In addition to that, buildings energy and half of the food globally, most of which is dependent on fossil fuels, are wasted.
“We’ve got 7 years of carbon budget left…The good news is (efficiency) is the biggest opportunity” to slash emissions.
Financial markets “deeply intertwined” with oil and gas
Meanwhile, a moratorium on new oil and gas IPOs is needed to address the ongoing linkage between financial markets and the oil and gas industry, said Mark Campanale, founder and executive chairman of independent financial think tank Carbon Tracker Initiative.
The industrial system – energy, transport and manufacturing – was built on fossil fuels, with the financial system supporting that, he argued.
The two have a “deeply intertwined relationship” with banks struggling to wean themselves off it, he said.
To achieve decarbonisation targets “you have to make capital markets…Fit for purpose, starting with London,” he added.
“We can make the transition, we nee to make finance aligned with goals…Emissions are rising (but) funding is still in its heyday.”
Initial public offerings (IPOs) of energy companies are set to rebound in 2023 amid a higher return environment and after the slowdown of the past years.

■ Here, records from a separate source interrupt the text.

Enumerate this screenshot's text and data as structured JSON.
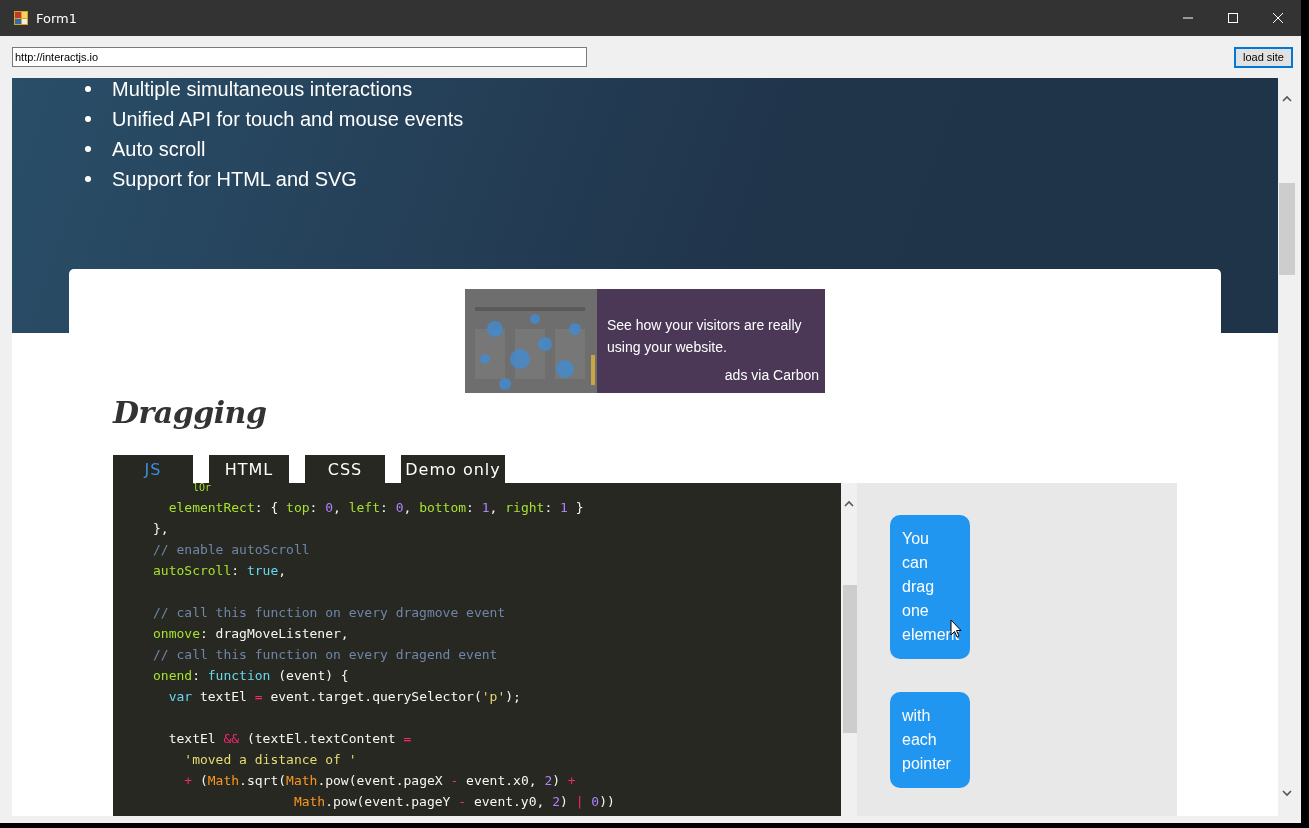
{
  "window": {
    "title": "Form1"
  },
  "address_bar": {
    "value": "http://interactjs.io"
  },
  "load_button": {
    "label": "load site"
  },
  "features": [
    "Multiple simultaneous interactions",
    "Unified API for touch and mouse events",
    "Auto scroll",
    "Support for HTML and SVG"
  ],
  "ad": {
    "text": "See how your visitors are really using your website.",
    "attribution": "ads via Carbon"
  },
  "section": {
    "title": "Dragging",
    "tabs": [
      {
        "label": "JS",
        "selected": true
      },
      {
        "label": "HTML",
        "selected": false
      },
      {
        "label": "CSS",
        "selected": false
      },
      {
        "label": "Demo only",
        "selected": false
      }
    ],
    "code": {
      "clipped_text": "lOr",
      "lines": [
        {
          "kind": "code",
          "tokens": [
            {
              "kind": "key",
              "text": "  elementRect"
            },
            {
              "kind": "p",
              "text": ": { "
            },
            {
              "kind": "key",
              "text": "top"
            },
            {
              "kind": "p",
              "text": ": "
            },
            {
              "kind": "num",
              "text": "0"
            },
            {
              "kind": "p",
              "text": ", "
            },
            {
              "kind": "key",
              "text": "left"
            },
            {
              "kind": "p",
              "text": ": "
            },
            {
              "kind": "num",
              "text": "0"
            },
            {
              "kind": "p",
              "text": ", "
            },
            {
              "kind": "key",
              "text": "bottom"
            },
            {
              "kind": "p",
              "text": ": "
            },
            {
              "kind": "num",
              "text": "1"
            },
            {
              "kind": "p",
              "text": ", "
            },
            {
              "kind": "key",
              "text": "right"
            },
            {
              "kind": "p",
              "text": ": "
            },
            {
              "kind": "num",
              "text": "1"
            },
            {
              "kind": "p",
              "text": " }"
            }
          ]
        },
        {
          "kind": "code",
          "tokens": [
            {
              "kind": "p",
              "text": "},"
            }
          ]
        },
        {
          "kind": "code",
          "tokens": [
            {
              "kind": "comment",
              "text": "// enable autoScroll"
            }
          ]
        },
        {
          "kind": "code",
          "tokens": [
            {
              "kind": "key",
              "text": "autoScroll"
            },
            {
              "kind": "p",
              "text": ": "
            },
            {
              "kind": "kw",
              "text": "true"
            },
            {
              "kind": "p",
              "text": ","
            }
          ]
        },
        {
          "kind": "blank"
        },
        {
          "kind": "code",
          "tokens": [
            {
              "kind": "comment",
              "text": "// call this function on every dragmove event"
            }
          ]
        },
        {
          "kind": "code",
          "tokens": [
            {
              "kind": "key",
              "text": "onmove"
            },
            {
              "kind": "p",
              "text": ": dragMoveListener,"
            }
          ]
        },
        {
          "kind": "code",
          "tokens": [
            {
              "kind": "comment",
              "text": "// call this function on every dragend event"
            }
          ]
        },
        {
          "kind": "code",
          "tokens": [
            {
              "kind": "key",
              "text": "onend"
            },
            {
              "kind": "p",
              "text": ": "
            },
            {
              "kind": "kw",
              "text": "function"
            },
            {
              "kind": "p",
              "text": " (event) {"
            }
          ]
        },
        {
          "kind": "code",
          "tokens": [
            {
              "kind": "kw",
              "text": "  var"
            },
            {
              "kind": "p",
              "text": " textEl "
            },
            {
              "kind": "op",
              "text": "="
            },
            {
              "kind": "p",
              "text": " event.target.querySelector("
            },
            {
              "kind": "str",
              "text": "'p'"
            },
            {
              "kind": "p",
              "text": ");"
            }
          ]
        },
        {
          "kind": "blank"
        },
        {
          "kind": "code",
          "tokens": [
            {
              "kind": "p",
              "text": "  textEl "
            },
            {
              "kind": "op",
              "text": "&&"
            },
            {
              "kind": "p",
              "text": " (textEl.textContent "
            },
            {
              "kind": "op",
              "text": "="
            }
          ]
        },
        {
          "kind": "code",
          "tokens": [
            {
              "kind": "str",
              "text": "    'moved a distance of '"
            }
          ]
        },
        {
          "kind": "code",
          "tokens": [
            {
              "kind": "op",
              "text": "    +"
            },
            {
              "kind": "p",
              "text": " ("
            },
            {
              "kind": "fn",
              "text": "Math"
            },
            {
              "kind": "p",
              "text": ".sqrt("
            },
            {
              "kind": "fn",
              "text": "Math"
            },
            {
              "kind": "p",
              "text": ".pow(event.pageX "
            },
            {
              "kind": "op",
              "text": "-"
            },
            {
              "kind": "p",
              "text": " event.x0, "
            },
            {
              "kind": "num",
              "text": "2"
            },
            {
              "kind": "p",
              "text": ") "
            },
            {
              "kind": "op",
              "text": "+"
            }
          ]
        },
        {
          "kind": "code",
          "tokens": [
            {
              "kind": "fn",
              "text": "                  Math"
            },
            {
              "kind": "p",
              "text": ".pow(event.pageY "
            },
            {
              "kind": "op",
              "text": "-"
            },
            {
              "kind": "p",
              "text": " event.y0, "
            },
            {
              "kind": "num",
              "text": "2"
            },
            {
              "kind": "p",
              "text": ") "
            },
            {
              "kind": "op",
              "text": "| "
            },
            {
              "kind": "num",
              "text": "0"
            },
            {
              "kind": "p",
              "text": "))"
            }
          ]
        }
      ]
    },
    "demo": {
      "boxes": [
        "You can drag one element",
        "with each pointer"
      ]
    }
  }
}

One of the biggest IPOs in 2022 on the London market involved North Sea upstream operator Ithaca Energy. The company owns a majority stake in the controversial Cambo oil and gas field, the second largest undeveloped oil and gas field in the UK.